The Union Ministry of Health and Family Welfare has written to Tamil Nadu, Telangana, Kerala, Karnataka, Maharashtra and Gujarat — the six states which have seen a spike in cases of both COVID-19 and flu infections.
For the past 12 months, India’s COVID-19 graph for cases per million has looked uneventful, barring a small increase around July 2022. This is the quietest the situation has been on the pandemic front since 2020.
Rumbles suggest the World Health Organization (WHO) is mulling over announcing an official end to the pandemic. Such decisions have always been complex since factors beyond the epidemiology of the disease come into play.
“The end of an epidemic must be understood from a multitude of angles given it doesn’t end at the same time for everyone,” Erica Charters, director of the Oxford Centre for the History of Science, Medicine and Technology, wrote in journal Centaurus.
But more importantly, she noted the end of an epidemic depends on more than just medical data given it has political, social and economic ramifications.
“The most pessimistic forecasts in this analysis do not predict a massive global surge by June 30, 2023,” said the latest projections by the Institute for Health Metrics and Evaluation (IHME), an independent population health research centre at the University of Washington Medicine, United States.

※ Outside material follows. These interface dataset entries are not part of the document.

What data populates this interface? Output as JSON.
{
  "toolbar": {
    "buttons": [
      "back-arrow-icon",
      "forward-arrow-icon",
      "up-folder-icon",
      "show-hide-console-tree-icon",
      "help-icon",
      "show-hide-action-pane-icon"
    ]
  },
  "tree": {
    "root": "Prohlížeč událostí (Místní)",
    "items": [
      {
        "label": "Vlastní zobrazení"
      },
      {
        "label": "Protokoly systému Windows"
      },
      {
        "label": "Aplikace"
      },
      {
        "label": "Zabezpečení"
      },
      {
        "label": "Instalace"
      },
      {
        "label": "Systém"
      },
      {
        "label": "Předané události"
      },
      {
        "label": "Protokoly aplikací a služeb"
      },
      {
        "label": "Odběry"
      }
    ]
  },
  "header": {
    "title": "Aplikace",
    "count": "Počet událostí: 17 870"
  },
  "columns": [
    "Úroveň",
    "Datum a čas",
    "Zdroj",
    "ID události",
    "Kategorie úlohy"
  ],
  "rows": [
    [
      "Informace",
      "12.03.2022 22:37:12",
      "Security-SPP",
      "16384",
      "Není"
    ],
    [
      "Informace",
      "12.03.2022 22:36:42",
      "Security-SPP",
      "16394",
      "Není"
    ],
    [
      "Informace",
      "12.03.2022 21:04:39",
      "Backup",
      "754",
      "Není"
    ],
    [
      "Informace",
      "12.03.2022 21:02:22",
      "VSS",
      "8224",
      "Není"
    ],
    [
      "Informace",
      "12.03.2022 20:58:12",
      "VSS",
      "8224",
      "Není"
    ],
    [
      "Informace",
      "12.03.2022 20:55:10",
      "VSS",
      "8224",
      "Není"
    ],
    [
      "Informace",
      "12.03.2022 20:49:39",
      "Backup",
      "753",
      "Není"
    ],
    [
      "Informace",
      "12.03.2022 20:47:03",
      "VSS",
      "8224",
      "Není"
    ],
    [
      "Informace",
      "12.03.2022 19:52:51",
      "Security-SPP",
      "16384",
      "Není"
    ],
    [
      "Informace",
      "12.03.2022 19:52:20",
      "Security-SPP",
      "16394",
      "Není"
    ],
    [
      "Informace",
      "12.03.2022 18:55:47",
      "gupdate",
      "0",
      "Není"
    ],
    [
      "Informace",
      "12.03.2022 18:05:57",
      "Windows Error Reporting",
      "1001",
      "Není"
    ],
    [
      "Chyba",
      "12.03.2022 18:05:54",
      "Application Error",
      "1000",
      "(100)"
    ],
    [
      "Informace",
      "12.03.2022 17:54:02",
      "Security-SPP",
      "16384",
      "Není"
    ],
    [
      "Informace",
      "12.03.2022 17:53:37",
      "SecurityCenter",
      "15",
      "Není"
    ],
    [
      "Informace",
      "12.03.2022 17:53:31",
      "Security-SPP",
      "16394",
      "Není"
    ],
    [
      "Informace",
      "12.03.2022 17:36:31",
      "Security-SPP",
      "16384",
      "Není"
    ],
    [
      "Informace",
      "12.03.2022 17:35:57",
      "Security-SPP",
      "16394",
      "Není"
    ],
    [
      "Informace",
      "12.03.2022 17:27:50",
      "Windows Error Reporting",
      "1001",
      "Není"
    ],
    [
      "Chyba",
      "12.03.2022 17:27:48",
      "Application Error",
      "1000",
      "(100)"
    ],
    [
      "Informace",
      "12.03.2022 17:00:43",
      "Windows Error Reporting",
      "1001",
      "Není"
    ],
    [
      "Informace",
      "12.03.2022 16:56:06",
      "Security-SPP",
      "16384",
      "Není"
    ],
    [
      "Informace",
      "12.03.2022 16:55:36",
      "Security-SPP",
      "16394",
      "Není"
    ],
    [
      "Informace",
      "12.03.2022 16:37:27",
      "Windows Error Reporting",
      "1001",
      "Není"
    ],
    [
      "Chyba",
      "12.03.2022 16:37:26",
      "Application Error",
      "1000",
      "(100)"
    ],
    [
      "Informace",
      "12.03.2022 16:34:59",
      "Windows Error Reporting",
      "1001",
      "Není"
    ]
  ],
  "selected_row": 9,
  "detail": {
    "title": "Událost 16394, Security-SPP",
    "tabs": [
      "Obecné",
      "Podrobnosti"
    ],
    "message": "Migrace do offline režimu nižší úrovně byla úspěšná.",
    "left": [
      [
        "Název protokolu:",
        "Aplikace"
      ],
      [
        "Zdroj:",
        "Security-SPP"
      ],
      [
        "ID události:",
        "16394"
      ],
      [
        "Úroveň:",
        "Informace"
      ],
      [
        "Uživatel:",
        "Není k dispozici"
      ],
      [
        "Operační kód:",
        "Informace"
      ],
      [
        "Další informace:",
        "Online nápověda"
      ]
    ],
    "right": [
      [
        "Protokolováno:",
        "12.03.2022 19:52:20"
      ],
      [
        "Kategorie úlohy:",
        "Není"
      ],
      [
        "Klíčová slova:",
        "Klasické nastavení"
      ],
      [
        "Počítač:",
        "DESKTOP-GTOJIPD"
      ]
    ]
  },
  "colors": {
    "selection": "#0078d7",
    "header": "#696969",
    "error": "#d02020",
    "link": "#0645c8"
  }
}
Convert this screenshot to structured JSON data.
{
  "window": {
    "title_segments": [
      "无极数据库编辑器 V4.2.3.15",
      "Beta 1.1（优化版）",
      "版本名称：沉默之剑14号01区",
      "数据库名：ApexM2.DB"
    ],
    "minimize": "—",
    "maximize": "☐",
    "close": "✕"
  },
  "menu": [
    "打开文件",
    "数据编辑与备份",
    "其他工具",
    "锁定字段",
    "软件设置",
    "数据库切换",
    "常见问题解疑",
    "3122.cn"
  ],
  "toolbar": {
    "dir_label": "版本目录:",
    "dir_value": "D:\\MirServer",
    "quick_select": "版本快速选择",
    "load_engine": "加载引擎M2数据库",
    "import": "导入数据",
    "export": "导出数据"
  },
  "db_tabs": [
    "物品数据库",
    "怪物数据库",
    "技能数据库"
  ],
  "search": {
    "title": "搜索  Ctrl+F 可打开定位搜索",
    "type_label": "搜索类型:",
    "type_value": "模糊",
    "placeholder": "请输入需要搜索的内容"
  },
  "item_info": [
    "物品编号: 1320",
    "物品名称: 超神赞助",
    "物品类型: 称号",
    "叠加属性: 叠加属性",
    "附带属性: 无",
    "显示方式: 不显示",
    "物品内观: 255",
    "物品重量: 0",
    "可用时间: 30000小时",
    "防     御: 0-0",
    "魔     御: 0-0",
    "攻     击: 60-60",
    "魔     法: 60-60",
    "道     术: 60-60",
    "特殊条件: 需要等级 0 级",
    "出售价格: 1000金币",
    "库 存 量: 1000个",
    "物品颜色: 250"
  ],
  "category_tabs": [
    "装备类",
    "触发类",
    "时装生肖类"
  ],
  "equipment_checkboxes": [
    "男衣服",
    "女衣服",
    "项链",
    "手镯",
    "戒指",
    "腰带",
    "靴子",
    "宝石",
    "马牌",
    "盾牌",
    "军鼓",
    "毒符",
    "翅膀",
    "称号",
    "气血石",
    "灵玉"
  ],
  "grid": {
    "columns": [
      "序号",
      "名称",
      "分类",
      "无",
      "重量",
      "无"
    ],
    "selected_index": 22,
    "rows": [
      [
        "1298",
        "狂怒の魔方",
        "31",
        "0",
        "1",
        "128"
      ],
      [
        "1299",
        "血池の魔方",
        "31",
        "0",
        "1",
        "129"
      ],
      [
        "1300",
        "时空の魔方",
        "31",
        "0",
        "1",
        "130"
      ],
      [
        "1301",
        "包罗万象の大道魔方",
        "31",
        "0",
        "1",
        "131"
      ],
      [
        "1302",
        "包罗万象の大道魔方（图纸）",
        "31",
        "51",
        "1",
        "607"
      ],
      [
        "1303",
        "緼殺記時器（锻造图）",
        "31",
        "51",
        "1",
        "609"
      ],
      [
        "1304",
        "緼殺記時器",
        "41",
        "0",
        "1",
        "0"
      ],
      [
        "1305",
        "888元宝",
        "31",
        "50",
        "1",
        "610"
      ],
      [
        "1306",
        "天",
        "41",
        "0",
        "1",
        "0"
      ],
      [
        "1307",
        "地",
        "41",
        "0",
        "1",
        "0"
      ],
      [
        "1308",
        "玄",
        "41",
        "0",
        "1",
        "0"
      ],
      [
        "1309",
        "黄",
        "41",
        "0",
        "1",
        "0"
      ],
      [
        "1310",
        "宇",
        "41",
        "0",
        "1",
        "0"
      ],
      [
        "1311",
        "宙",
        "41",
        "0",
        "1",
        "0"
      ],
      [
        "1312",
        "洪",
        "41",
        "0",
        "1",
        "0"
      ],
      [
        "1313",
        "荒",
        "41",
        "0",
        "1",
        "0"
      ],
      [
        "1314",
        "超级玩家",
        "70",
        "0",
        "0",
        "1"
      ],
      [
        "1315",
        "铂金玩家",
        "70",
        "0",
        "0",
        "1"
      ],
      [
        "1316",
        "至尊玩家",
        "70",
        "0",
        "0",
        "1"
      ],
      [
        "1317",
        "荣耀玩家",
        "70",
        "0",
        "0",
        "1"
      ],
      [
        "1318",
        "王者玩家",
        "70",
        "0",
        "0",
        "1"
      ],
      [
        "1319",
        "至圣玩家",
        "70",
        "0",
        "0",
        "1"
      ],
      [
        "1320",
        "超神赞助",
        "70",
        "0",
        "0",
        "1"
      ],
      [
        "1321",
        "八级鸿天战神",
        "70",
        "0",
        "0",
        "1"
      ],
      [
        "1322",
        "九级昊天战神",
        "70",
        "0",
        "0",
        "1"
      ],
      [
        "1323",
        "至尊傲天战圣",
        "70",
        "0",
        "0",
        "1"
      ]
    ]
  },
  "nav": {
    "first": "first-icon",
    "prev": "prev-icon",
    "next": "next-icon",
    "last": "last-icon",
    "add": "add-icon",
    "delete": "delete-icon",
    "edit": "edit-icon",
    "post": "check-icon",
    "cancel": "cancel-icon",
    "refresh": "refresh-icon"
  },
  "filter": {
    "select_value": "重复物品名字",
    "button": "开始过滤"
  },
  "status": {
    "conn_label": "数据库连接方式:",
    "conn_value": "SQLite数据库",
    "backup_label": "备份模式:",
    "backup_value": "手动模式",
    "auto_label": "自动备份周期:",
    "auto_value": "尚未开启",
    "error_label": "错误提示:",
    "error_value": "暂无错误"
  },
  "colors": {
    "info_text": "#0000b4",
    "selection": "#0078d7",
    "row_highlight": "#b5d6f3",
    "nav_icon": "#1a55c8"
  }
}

The projections were released on March 8, 2023. It cited a heterogenous combination of natural infection and vaccine-derived protection against SARS-CoV-2 as of December 12, 2022.
China, on the other hand, is expected to face another increase in cases due to its loyalty to the failed zero-COVID policy. The rise can be mitigated by implementing appropriate measures and ramping up vaccinations.
“The characteristics of future COVID-19 variants are inherently difficult to predict and our forecasts do show considerable differences in outcomes as a function of these variant properties,” IHME cautioned as we move into the next phase of the pandemic.
While it remains uncertain what kind of variant may emerge in the future, Omicron’s dominance since November 2021 has been an interesting one, spawning sub-variants at an unprecedented rate.
“The XBB omicron subvariant is now as distant from wild-type SARS-CoV-2 as SARS-CoV-2 is from SARS-CoV, such that XBB should probably be called SARS-CoV-3,” argued a commentary published in The Lancet journal earlier this week on imprinted hybrid immunity against an XBB infection.
We are a voice to you; you have been a support to us. Together we build journalism that is independent, credible and fearless. You can further help us by making a donation. This will mean a lot for our ability to bring you news, perspectives and analysis from the ground so that we can make change together.
Comments are moderated and will be published only after the site moderator’s approval. Please use a genuine email ID and provide your name. Selected comments may also be used in the ‘Letters’ section of the Down To Earth print edition.